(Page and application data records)
========

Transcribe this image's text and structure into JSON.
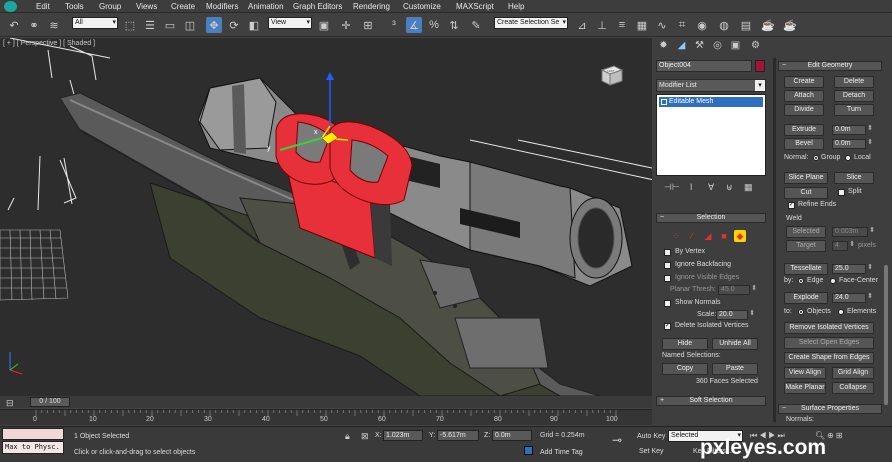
{
  "menubar": {
    "items": [
      "Edit",
      "Tools",
      "Group",
      "Views",
      "Create",
      "Modifiers",
      "Animation",
      "Graph Editors",
      "Rendering",
      "Customize",
      "MAXScript",
      "Help"
    ]
  },
  "toolbar": {
    "selection_filter": "All",
    "ref_coord": "View",
    "named_selection": "Create Selection Se"
  },
  "viewport": {
    "label": "[ + ] [ Perspective ] [ Shaded ]",
    "gizmo_axes": {
      "x": "x",
      "y": "y"
    },
    "viewcube_label": "LEFT"
  },
  "command_panel": {
    "object_name": "Object004",
    "modifier_list": "Modifier List",
    "stack_item": "Editable Mesh",
    "selection": {
      "title": "Selection",
      "by_vertex": "By Vertex",
      "ignore_backfacing": "Ignore Backfacing",
      "ignore_visible_edges": "Ignore Visible Edges",
      "planar_thresh_label": "Planar Thresh:",
      "planar_thresh_value": "45.0",
      "show_normals": "Show Normals",
      "scale_label": "Scale:",
      "scale_value": "20.0",
      "delete_isolated": "Delete Isolated Vertices",
      "hide": "Hide",
      "unhide_all": "Unhide All",
      "named_selections": "Named Selections:",
      "copy": "Copy",
      "paste": "Paste",
      "status": "360 Faces Selected"
    },
    "soft_selection": {
      "title": "Soft Selection"
    },
    "edit_geometry": {
      "title": "Edit Geometry",
      "create": "Create",
      "delete": "Delete",
      "attach": "Attach",
      "detach": "Detach",
      "divide": "Divide",
      "turn": "Turn",
      "extrude": "Extrude",
      "extrude_value": "0.0m",
      "bevel": "Bevel",
      "bevel_value": "0.0m",
      "normal_label": "Normal:",
      "group": "Group",
      "local": "Local",
      "slice_plane": "Slice Plane",
      "slice": "Slice",
      "cut": "Cut",
      "split": "Split",
      "refine_ends": "Refine Ends",
      "weld": "Weld",
      "selected": "Selected",
      "selected_value": "0.003m",
      "target": "Target",
      "target_value": "4",
      "pixels": "pixels",
      "tessellate": "Tessellate",
      "tessellate_value": "25.0",
      "by_label": "by:",
      "edge": "Edge",
      "face_center": "Face-Center",
      "explode": "Explode",
      "explode_value": "24.0",
      "to_label": "to:",
      "objects": "Objects",
      "elements": "Elements",
      "remove_isolated": "Remove Isolated Vertices",
      "select_open_edges": "Select Open Edges",
      "create_shape": "Create Shape from Edges",
      "view_align": "View Align",
      "grid_align": "Grid Align",
      "make_planar": "Make Planar",
      "collapse": "Collapse"
    },
    "surface_properties": {
      "title": "Surface Properties",
      "normals": "Normals:"
    }
  },
  "timeline": {
    "slider": "0 / 100",
    "ticks": [
      "0",
      "10",
      "20",
      "30",
      "40",
      "50",
      "60",
      "70",
      "80",
      "90",
      "100"
    ]
  },
  "status": {
    "maxscript": "Max to Physc.",
    "selected": "1 Object Selected",
    "prompt": "Click or click-and-drag to select objects",
    "x_label": "X:",
    "x_value": "1.023m",
    "y_label": "Y:",
    "y_value": "-5.617m",
    "z_label": "Z:",
    "z_value": "0.0m",
    "grid": "Grid = 0.254m",
    "auto_key": "Auto Key",
    "set_key": "Set Key",
    "selected_dropdown": "Selected",
    "key_filters": "Key Filters...",
    "add_time_tag": "Add Time Tag"
  },
  "watermark": "pxleyes.com",
  "colors": {
    "selection_red": "#e8303a",
    "accent_blue": "#2f6fbf",
    "object_color": "#a0143a"
  }
}
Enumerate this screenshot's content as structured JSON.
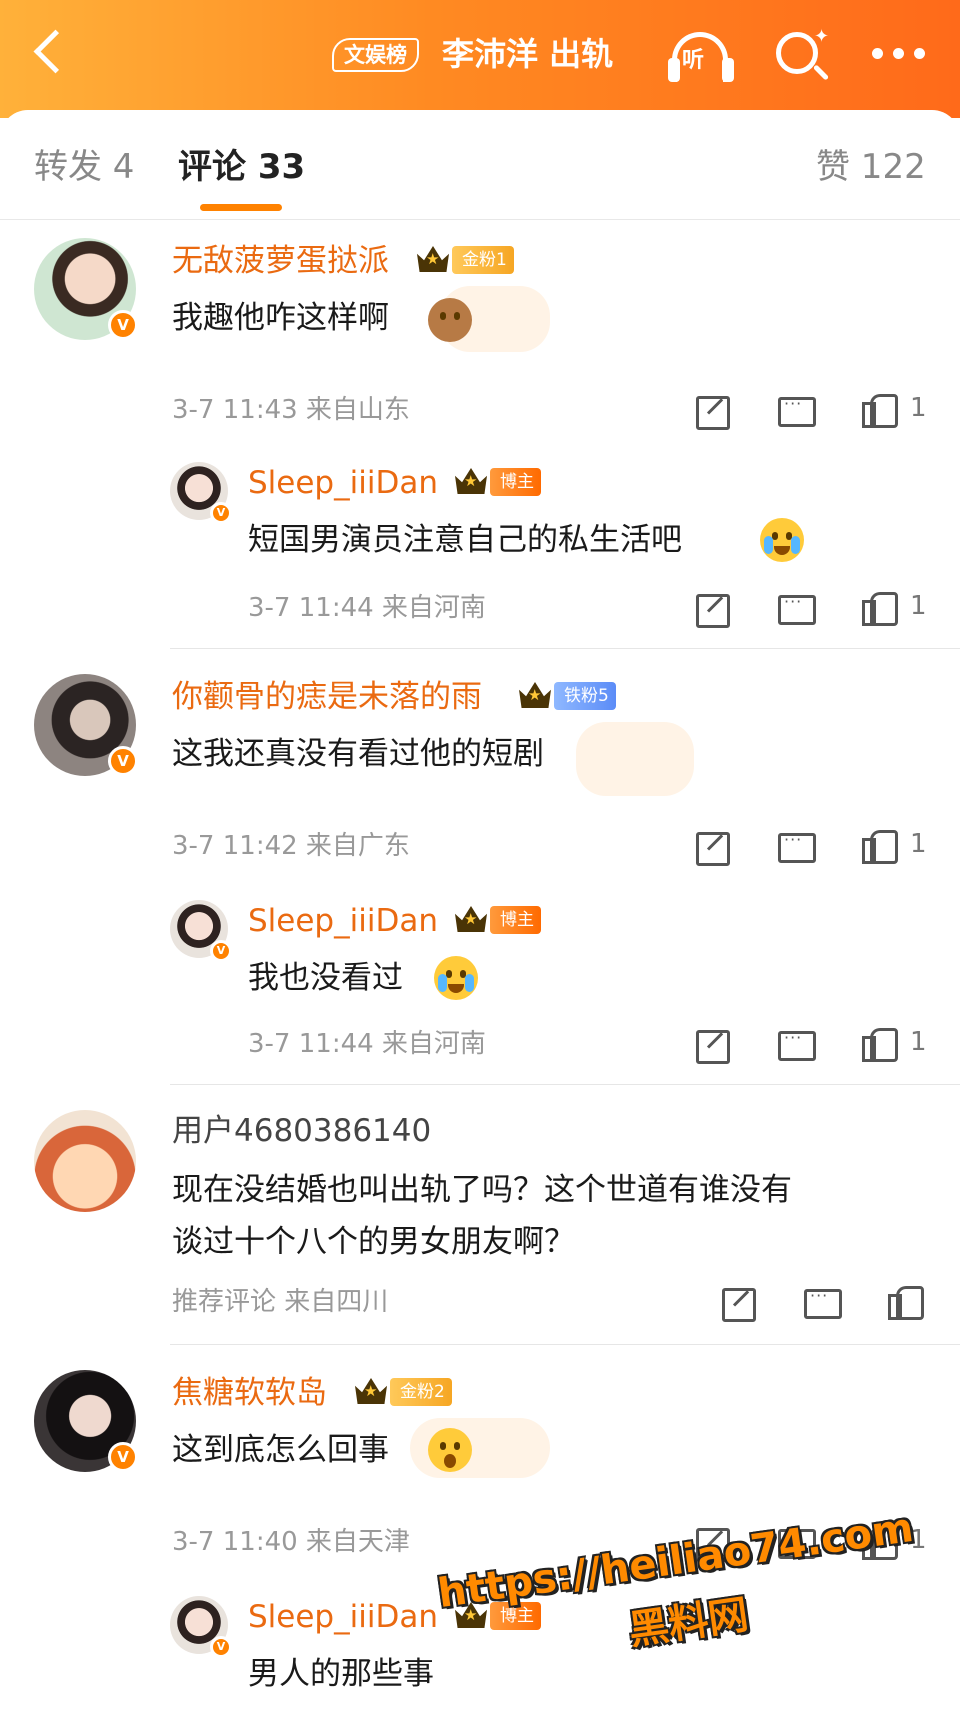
{
  "header": {
    "tag": "文娱榜",
    "title": "李沛洋 出轨",
    "listen_label": "听"
  },
  "tabs": {
    "repost": "转发 4",
    "comment": "评论 33",
    "like": "赞 122"
  },
  "comments": [
    {
      "user": "无敌菠萝蛋挞派",
      "fan_badge": "金粉1",
      "text": "我趣他咋这样啊",
      "time_location": "3-7 11:43 来自山东",
      "likes": "1",
      "reply": {
        "user": "Sleep_iiiDan",
        "badge": "博主",
        "text": "短国男演员注意自己的私生活吧",
        "time_location": "3-7 11:44 来自河南",
        "likes": "1"
      }
    },
    {
      "user": "你颧骨的痣是未落的雨",
      "fan_badge": "铁粉5",
      "text": "这我还真没有看过他的短剧",
      "time_location": "3-7 11:42 来自广东",
      "likes": "1",
      "reply": {
        "user": "Sleep_iiiDan",
        "badge": "博主",
        "text": "我也没看过",
        "time_location": "3-7 11:44 来自河南",
        "likes": "1"
      }
    },
    {
      "user": "用户4680386140",
      "text_line1": "现在没结婚也叫出轨了吗？这个世道有谁没有",
      "text_line2": "谈过十个八个的男女朋友啊？",
      "meta": "推荐评论 来自四川"
    },
    {
      "user": "焦糖软软岛",
      "fan_badge": "金粉2",
      "text": "这到底怎么回事",
      "time_location": "3-7 11:40 来自天津",
      "likes": "1",
      "reply": {
        "user": "Sleep_iiiDan",
        "badge": "博主",
        "text": "男人的那些事"
      }
    }
  ],
  "watermark": {
    "url": "https://heiliao74.com",
    "name": "黑料网"
  },
  "colors": {
    "accent": "#ff8200",
    "username": "#ea6a11"
  }
}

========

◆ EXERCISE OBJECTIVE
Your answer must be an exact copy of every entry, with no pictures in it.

◆ PROBLEM SOLUTION
Transcribe this image's text and structure into JSON.
{
  "menubar": {
    "items": [
      "Edit",
      "Tools",
      "Group",
      "Views",
      "Create",
      "Modifiers",
      "Animation",
      "Graph Editors",
      "Rendering",
      "Customize",
      "MAXScript",
      "Help"
    ]
  },
  "toolbar": {
    "selection_filter": "All",
    "ref_coord": "View",
    "named_selection": "Create Selection Se"
  },
  "viewport": {
    "label": "[ + ] [ Perspective ] [ Shaded ]",
    "gizmo_axes": {
      "x": "x",
      "y": "y"
    },
    "viewcube_label": "LEFT"
  },
  "command_panel": {
    "object_name": "Object004",
    "modifier_list": "Modifier List",
    "stack_item": "Editable Mesh",
    "selection": {
      "title": "Selection",
      "by_vertex": "By Vertex",
      "ignore_backfacing": "Ignore Backfacing",
      "ignore_visible_edges": "Ignore Visible Edges",
      "planar_thresh_label": "Planar Thresh:",
      "planar_thresh_value": "45.0",
      "show_normals": "Show Normals",
      "scale_label": "Scale:",
      "scale_value": "20.0",
      "delete_isolated": "Delete Isolated Vertices",
      "hide": "Hide",
      "unhide_all": "Unhide All",
      "named_selections": "Named Selections:",
      "copy": "Copy",
      "paste": "Paste",
      "status": "360 Faces Selected"
    },
    "soft_selection": {
      "title": "Soft Selection"
    },
    "edit_geometry": {
      "title": "Edit Geometry",
      "create": "Create",
      "delete": "Delete",
      "attach": "Attach",
      "detach": "Detach",
      "divide": "Divide",
      "turn": "Turn",
      "extrude": "Extrude",
      "extrude_value": "0.0m",
      "bevel": "Bevel",
      "bevel_value": "0.0m",
      "normal_label": "Normal:",
      "group": "Group",
      "local": "Local",
      "slice_plane": "Slice Plane",
      "slice": "Slice",
      "cut": "Cut",
      "split": "Split",
      "refine_ends": "Refine Ends",
      "weld": "Weld",
      "selected": "Selected",
      "selected_value": "0.003m",
      "target": "Target",
      "target_value": "4",
      "pixels": "pixels",
      "tessellate": "Tessellate",
      "tessellate_value": "25.0",
      "by_label": "by:",
      "edge": "Edge",
      "face_center": "Face-Center",
      "explode": "Explode",
      "explode_value": "24.0",
      "to_label": "to:",
      "objects": "Objects",
      "elements": "Elements",
      "remove_isolated": "Remove Isolated Vertices",
      "select_open_edges": "Select Open Edges",
      "create_shape": "Create Shape from Edges",
      "view_align": "View Align",
      "grid_align": "Grid Align",
      "make_planar": "Make Planar",
      "collapse": "Collapse"
    },
    "surface_properties": {
      "title": "Surface Properties",
      "normals": "Normals:"
    }
  },
  "timeline": {
    "slider": "0 / 100",
    "ticks": [
      "0",
      "10",
      "20",
      "30",
      "40",
      "50",
      "60",
      "70",
      "80",
      "90",
      "100"
    ]
  },
  "status": {
    "maxscript": "Max to Physc.",
    "selected": "1 Object Selected",
    "prompt": "Click or click-and-drag to select objects",
    "x_label": "X:",
    "x_value": "1.023m",
    "y_label": "Y:",
    "y_value": "-5.617m",
    "z_label": "Z:",
    "z_value": "0.0m",
    "grid": "Grid = 0.254m",
    "auto_key": "Auto Key",
    "set_key": "Set Key",
    "selected_dropdown": "Selected",
    "key_filters": "Key Filters...",
    "add_time_tag": "Add Time Tag"
  },
  "watermark": "pxleyes.com",
  "colors": {
    "selection_red": "#e8303a",
    "accent_blue": "#2f6fbf",
    "object_color": "#a0143a"
  }
}
Enumerate this screenshot's content as structured JSON.
{
  "header": {
    "tag": "文娱榜",
    "title": "李沛洋 出轨",
    "listen_label": "听"
  },
  "tabs": {
    "repost": "转发 4",
    "comment": "评论 33",
    "like": "赞 122"
  },
  "comments": [
    {
      "user": "无敌菠萝蛋挞派",
      "fan_badge": "金粉1",
      "text": "我趣他咋这样啊",
      "time_location": "3-7 11:43 来自山东",
      "likes": "1",
      "reply": {
        "user": "Sleep_iiiDan",
        "badge": "博主",
        "text": "短国男演员注意自己的私生活吧",
        "time_location": "3-7 11:44 来自河南",
        "likes": "1"
      }
    },
    {
      "user": "你颧骨的痣是未落的雨",
      "fan_badge": "铁粉5",
      "text": "这我还真没有看过他的短剧",
      "time_location": "3-7 11:42 来自广东",
      "likes": "1",
      "reply": {
        "user": "Sleep_iiiDan",
        "badge": "博主",
        "text": "我也没看过",
        "time_location": "3-7 11:44 来自河南",
        "likes": "1"
      }
    },
    {
      "user": "用户4680386140",
      "text_line1": "现在没结婚也叫出轨了吗？这个世道有谁没有",
      "text_line2": "谈过十个八个的男女朋友啊？",
      "meta": "推荐评论 来自四川"
    },
    {
      "user": "焦糖软软岛",
      "fan_badge": "金粉2",
      "text": "这到底怎么回事",
      "time_location": "3-7 11:40 来自天津",
      "likes": "1",
      "reply": {
        "user": "Sleep_iiiDan",
        "badge": "博主",
        "text": "男人的那些事"
      }
    }
  ],
  "watermark": {
    "url": "https://heiliao74.com",
    "name": "黑料网"
  },
  "colors": {
    "accent": "#ff8200",
    "username": "#ea6a11"
  }
}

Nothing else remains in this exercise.